EXERCISE INPUT:
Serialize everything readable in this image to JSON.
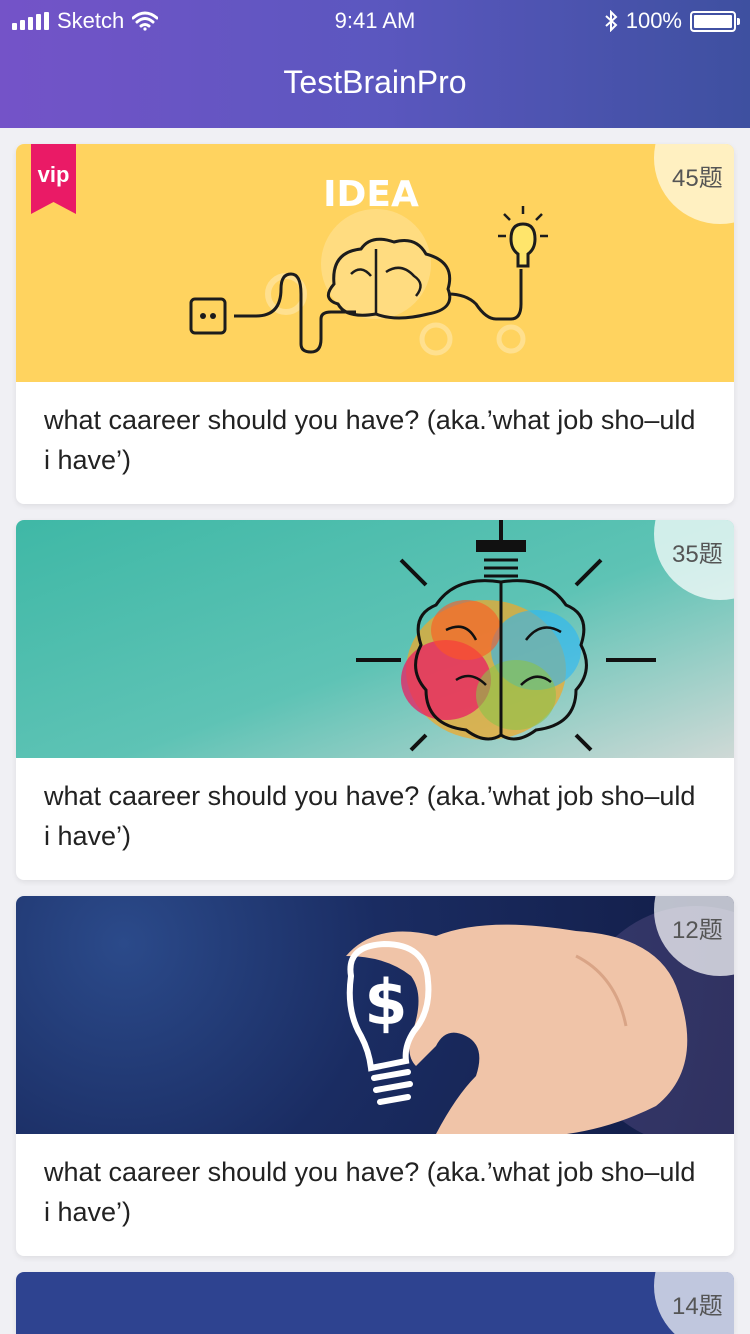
{
  "status_bar": {
    "carrier": "Sketch",
    "time": "9:41 AM",
    "battery_percent": "100%"
  },
  "header": {
    "title": "TestBrainPro"
  },
  "cards": [
    {
      "image_title": "IDEA",
      "badge": "vip",
      "count": "45题",
      "text": "what caareer should you have? (aka.’what job sho–uld i have’)"
    },
    {
      "count": "35题",
      "text": "what caareer should you have? (aka.’what job sho–uld i have’)"
    },
    {
      "count": "12题",
      "text": "what caareer should you have? (aka.’what job sho–uld i have’)"
    },
    {
      "count": "14题"
    }
  ],
  "colors": {
    "header_start": "#7453c8",
    "header_end": "#3e50a0",
    "card1_bg": "#ffd35f",
    "vip_badge": "#ea1a66",
    "card2_bg": "#4bb8a9",
    "card3_bg": "#1a2c62",
    "card4_bg": "#2e4390"
  }
}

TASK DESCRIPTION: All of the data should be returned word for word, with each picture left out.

RESPONSE TO THIS TASK:
Serialize everything readable in this image to JSON.
{
  "status_bar": {
    "carrier": "Sketch",
    "time": "9:41 AM",
    "battery_percent": "100%"
  },
  "header": {
    "title": "TestBrainPro"
  },
  "cards": [
    {
      "image_title": "IDEA",
      "badge": "vip",
      "count": "45题",
      "text": "what caareer should you have? (aka.’what job sho–uld i have’)"
    },
    {
      "count": "35题",
      "text": "what caareer should you have? (aka.’what job sho–uld i have’)"
    },
    {
      "count": "12题",
      "text": "what caareer should you have? (aka.’what job sho–uld i have’)"
    },
    {
      "count": "14题"
    }
  ],
  "colors": {
    "header_start": "#7453c8",
    "header_end": "#3e50a0",
    "card1_bg": "#ffd35f",
    "vip_badge": "#ea1a66",
    "card2_bg": "#4bb8a9",
    "card3_bg": "#1a2c62",
    "card4_bg": "#2e4390"
  }
}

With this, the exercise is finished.